> _PROBLEM DESCRIPTION_: An exact copy of every record below is required, with the pictures left out.

(Dataset rows for apps and sites)

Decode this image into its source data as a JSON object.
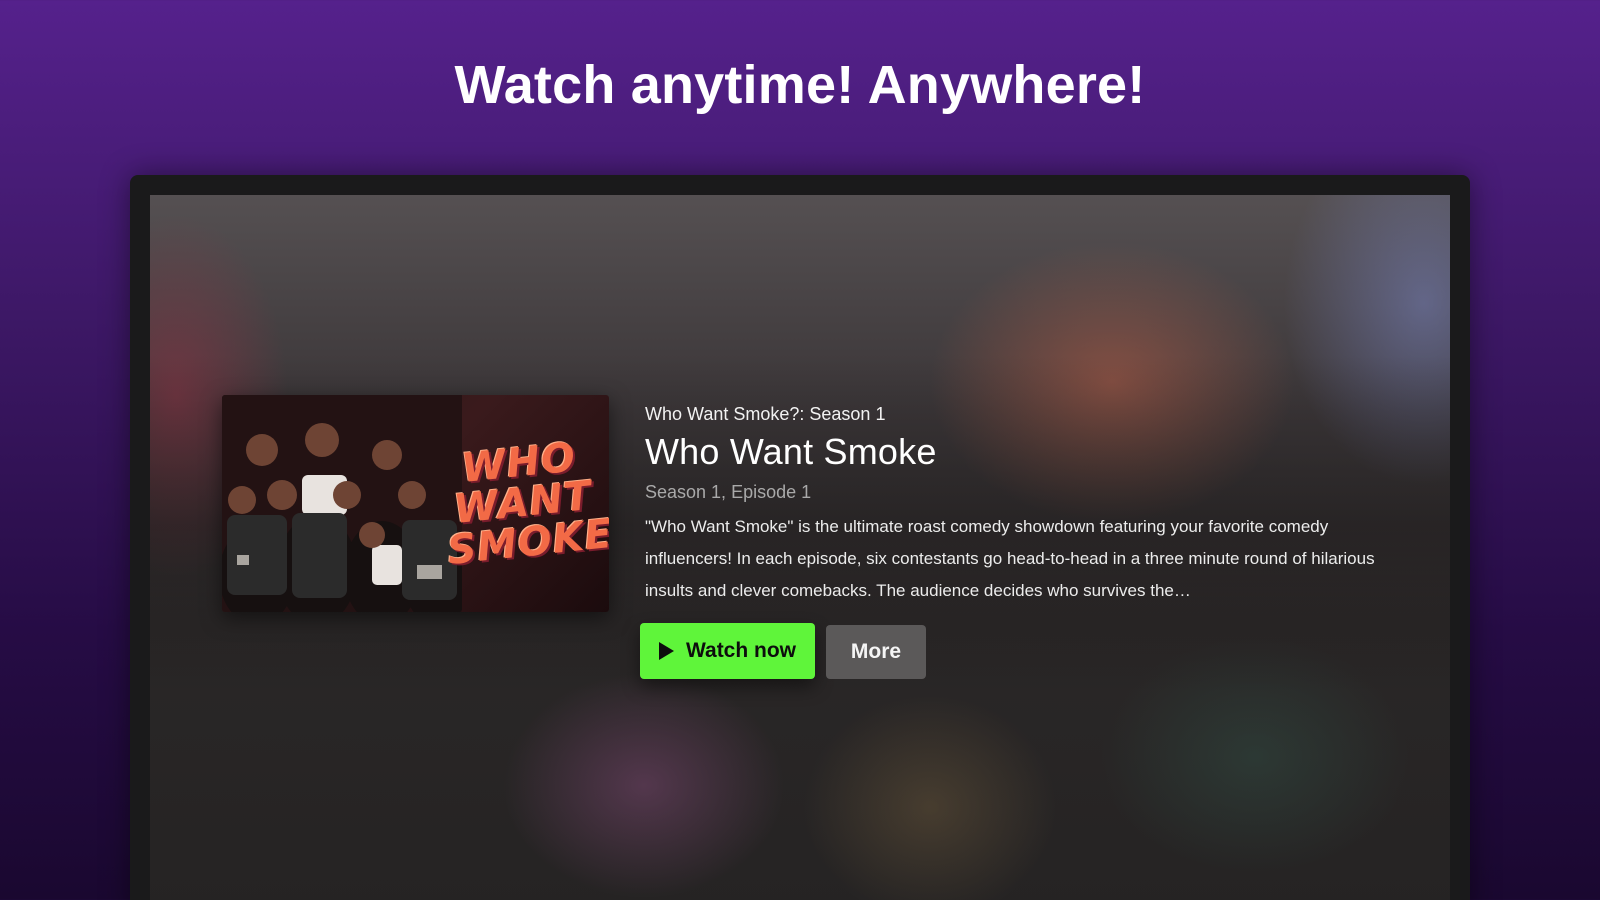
{
  "promo": {
    "headline": "Watch anytime! Anywhere!"
  },
  "feature": {
    "series_line": "Who Want Smoke?: Season 1",
    "title": "Who Want Smoke",
    "episode": "Season 1, Episode 1",
    "description": "\"Who Want Smoke\" is the ultimate roast comedy showdown featuring your favorite comedy influencers! In each episode, six contestants go head-to-head in a three minute round of hilarious insults and clever comebacks. The audience decides who survives the…",
    "thumbnail": {
      "art_text": "WHO WANT SMOKE?",
      "art_color": "#f26a46"
    }
  },
  "actions": {
    "watch_label": "Watch now",
    "watch_icon": "play-icon",
    "watch_color": "#5ff53a",
    "more_label": "More"
  },
  "colors": {
    "background_top": "#55218c",
    "background_bottom": "#1a0830",
    "more_button": "#5b5959"
  }
}
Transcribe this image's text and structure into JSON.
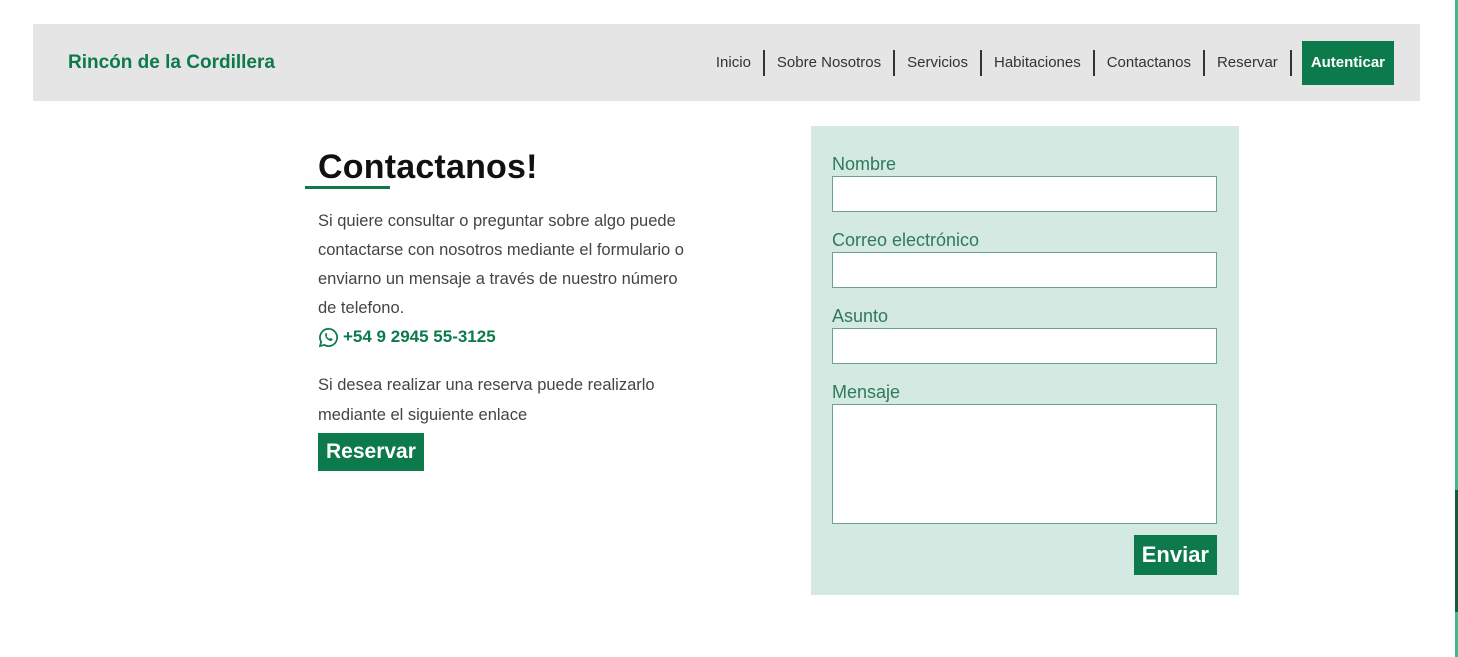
{
  "navbar": {
    "brand": "Rincón de la Cordillera",
    "links": [
      "Inicio",
      "Sobre Nosotros",
      "Servicios",
      "Habitaciones",
      "Contactanos",
      "Reservar"
    ],
    "cta": "Autenticar"
  },
  "contact": {
    "heading": "Contactanos!",
    "paragraph": "Si quiere consultar o preguntar sobre algo puede contactarse con nosotros mediante el formulario o enviarno un mensaje a través de nuestro número de telefono.",
    "phone": "+54 9 2945 55-3125",
    "reserve_text": "Si desea realizar una reserva puede realizarlo mediante el siguiente enlace",
    "reserve_button": "Reservar"
  },
  "form": {
    "name_label": "Nombre",
    "email_label": "Correo electrónico",
    "subject_label": "Asunto",
    "message_label": "Mensaje",
    "submit": "Enviar"
  },
  "colors": {
    "accent": "#0d7a4c",
    "form_bg": "#d3e9e1",
    "navbar_bg": "#e5e5e5"
  },
  "icons": {
    "phone": "whatsapp-icon"
  }
}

> _WRITTEN SOLUTION_:
Decode this image into its source data as a JSON object.
{
  "promo": {
    "headline": "Watch anytime! Anywhere!"
  },
  "feature": {
    "series_line": "Who Want Smoke?: Season 1",
    "title": "Who Want Smoke",
    "episode": "Season 1, Episode 1",
    "description": "\"Who Want Smoke\" is the ultimate roast comedy showdown featuring your favorite comedy influencers! In each episode, six contestants go head-to-head in a three minute round of hilarious insults and clever comebacks. The audience decides who survives the…",
    "thumbnail": {
      "art_text": "WHO WANT SMOKE?",
      "art_color": "#f26a46"
    }
  },
  "actions": {
    "watch_label": "Watch now",
    "watch_icon": "play-icon",
    "watch_color": "#5ff53a",
    "more_label": "More"
  },
  "colors": {
    "background_top": "#55218c",
    "background_bottom": "#1a0830",
    "more_button": "#5b5959"
  }
}
Transcribe this image's text and structure into JSON.
{
  "navbar": {
    "brand": "Rincón de la Cordillera",
    "links": [
      "Inicio",
      "Sobre Nosotros",
      "Servicios",
      "Habitaciones",
      "Contactanos",
      "Reservar"
    ],
    "cta": "Autenticar"
  },
  "contact": {
    "heading": "Contactanos!",
    "paragraph": "Si quiere consultar o preguntar sobre algo puede contactarse con nosotros mediante el formulario o enviarno un mensaje a través de nuestro número de telefono.",
    "phone": "+54 9 2945 55-3125",
    "reserve_text": "Si desea realizar una reserva puede realizarlo mediante el siguiente enlace",
    "reserve_button": "Reservar"
  },
  "form": {
    "name_label": "Nombre",
    "email_label": "Correo electrónico",
    "subject_label": "Asunto",
    "message_label": "Mensaje",
    "submit": "Enviar"
  },
  "colors": {
    "accent": "#0d7a4c",
    "form_bg": "#d3e9e1",
    "navbar_bg": "#e5e5e5"
  },
  "icons": {
    "phone": "whatsapp-icon"
  }
}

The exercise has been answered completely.